The most promising thing to come out of the Abramoff scandal, besides seeing members of Congress face prison, has been the talk about reining in earmarks, those pet spending projects that enable legislative excess and abuse.
The currently-stalled House lobbying reform package has a provision intended to curb earmarks in spending bills. However, Republican spenders, like Appropriations Committee Chairman Jerry Lewis, feel singled out and are pushing for "broad-based" earmark reforms that would also address pet projects tacked onto tax and policy bills. Sounds great.

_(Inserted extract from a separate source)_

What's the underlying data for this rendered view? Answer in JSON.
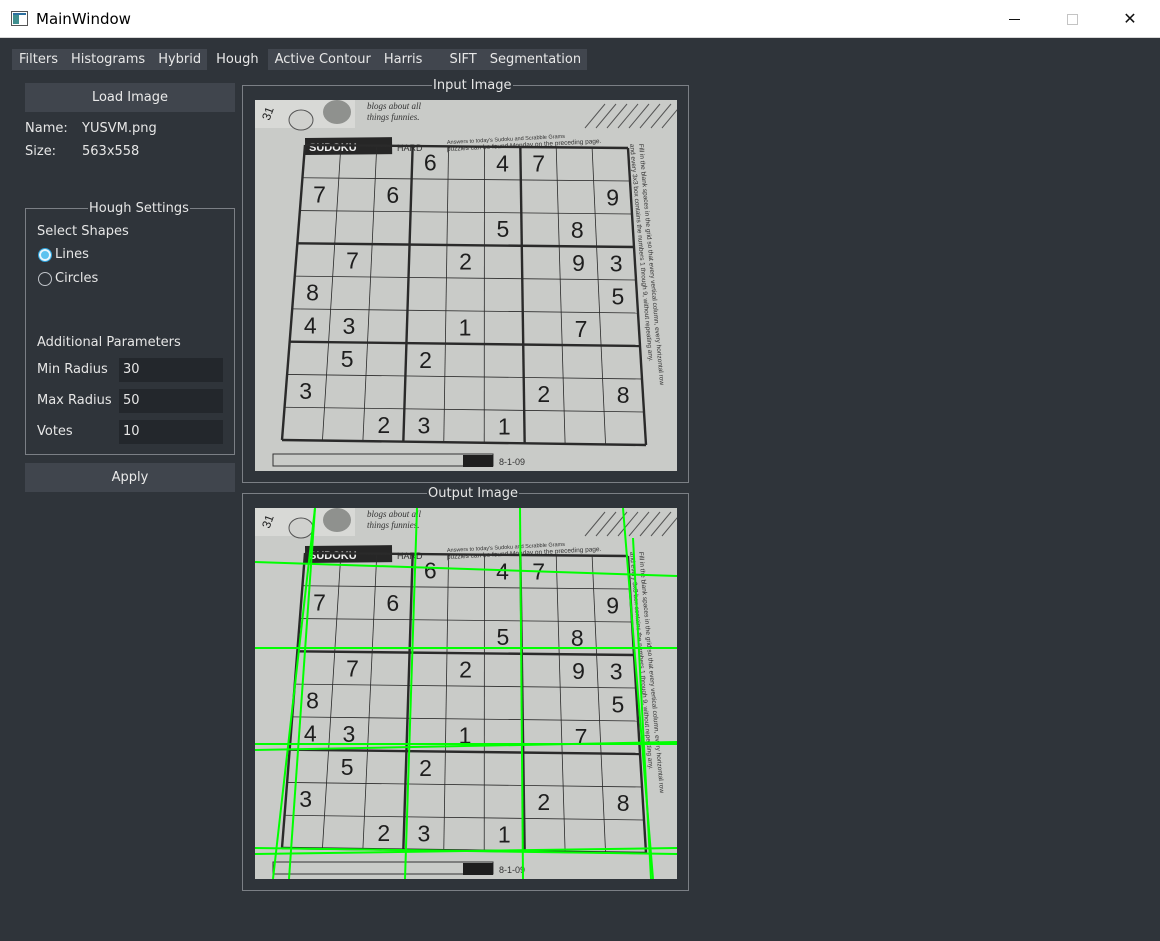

But spending hawks call this is a poison pill designed to sink earmark reform. "Appropriators know you lose the whole thing if you broaden it," said Jeff Flake (R-Ariz).
Whatever ultimately happens on earmarks, there will still be good reasons to hate the lobbying reform bill: Republican leaders are determined to slip in a recently-passed campaign finance provision that imposes limits on contributions to 527 groups, which represents an outrageous attack on free speech.
Meanwhile, the Senate debates a larded up $106.5 billion emergency spending bill that Bush threatens to veto (right), while Tom Coburn (R-Okla) tries to cut $2.6 billion worth of earmarks using something called a "clay pigeon strategy," described here.